October 30, 2017 10:00 AM
This week’s Courier Herald column:
We’re upon the season where people dress up in costumes in order to pretend to be characters they are not, often to frighten their neighbors and/or small children. Halloween is a perfect reminder that we need to look ahead to the next session of the Georgia General Assembly, which will begin in a couple of months.
This is a campaign year, with many statewide races lacking incumbents. This includes the top two positions of Governor and Lieutenant Governor. Quite a few folks seeking higher offices currently serve in the legislature, which means there likely will be more overt politics than usual hanging over the activities under the gold dome.
The expectations for an election year usually can be assumed to include a speedy session with few breaks. Officials serving in state elected office are prohibited from raising campaign funds with the legislature in session. Legislators will find they have six to eight weeks from the time the gavel rings sine die to the time the first primary votes are counted. That means you can expect the level of fundraising requests received during November and December to be more frequent and fervent than usual.
The desire to leave session by mid or late March may be greater on the State Senate side than from the Georgia House, where the Lieutenant Governor and the Senate President Pro Tem are both seeking higher office and face competitive primaries. While several House members are seeking higher office, the chamber’s leadership appears content to stay put and thus have less motivation to leave early to fundraise.
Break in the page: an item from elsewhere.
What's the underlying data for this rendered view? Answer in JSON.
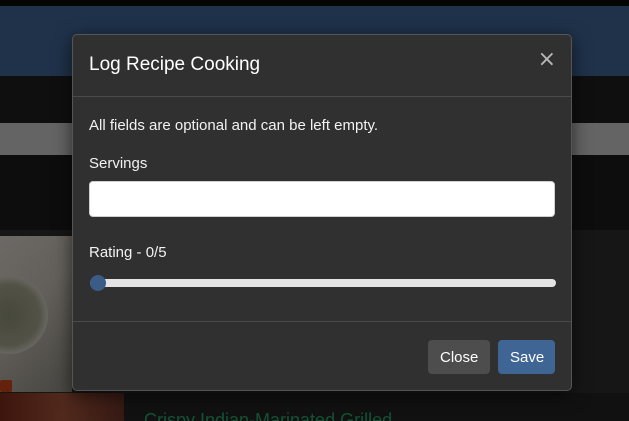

This sets the table for what legislation will be considered beyond those signature issues designed to have a bill – but not a law – in order to provide campaign fodder.
The first bill that will get significant attention is House Bill 159, which began as a routine update to Georgia’s adoption code sponsored by Marietta Republican Bert Reeves. The bill was designed to update and streamline Georgia’s adoption laws, with a goal to reduce the amount of time children spend in foster care.
The bill was amended in the Senate last year to include language that was viewed as discriminatory to LGBT families and stalled without resolution. Expect the House to send the original version of HB 159 back to the Senate. The Senate’s response is likely to signal whether we’re in for a short session, or one that may seem at times like it will never end.
There will be other issues of significance addressed. Rural healthcare’s challenges remain a problem, with the state forced to call audibles in an effort to continue to patch together a system without a clear expectation for long term stability from Washington.
The healthcare debate will not only be one of funding, but one of the most serious efforts to open and reform Georgia’s Certificate of Need laws is likely to occur this year. These are the local monopolies granted to hospital organizations in exchange for an agreement to provide a specific set of services. That list of services as well as what constitutes a “hospital” under CON law will be a major fight.
Other legislation impacting rural Georgia is possible as a result of the House’s Rural Development Council, which is a study committee on steroids. It’s chaired by the House Appropriations Committee Chairman Terry England and Ways and Means Chairman Jay Powell. Any committee that includes the Chairmen that write the budget and set the tax code should be taken seriously for recommended action.
There is an additional committee working to secure solutions for a statewide transit plan. This will likely include an eventual plan to extend some form of transit into the Atlanta suburbs, coupled with some form of dedicated and recurring state investment in the transit component of transportation.
Not all of the issues are ones that generate sensational headlines or are easily understood by most Georgians. One such issue is how the state may get involved in the local permitting process for wireless and broadband equipment. Wireless technology companies are trying to deploy 5G service while cable providers continue to struggle with rural and urban broadband deployments and upgrades.
The state has heard loud and clear how access to quality broadband and data transmission is essential to economic development and quality of life. Local governments’ disposition toward placing new equipment often ranges from indifferent to hostile, with confiscatory permitting fees often attached for revenue generation. This will be one of the more interesting “inside baseball” battles, as the cries of “local control” will be met with evidence of local ineffectiveness.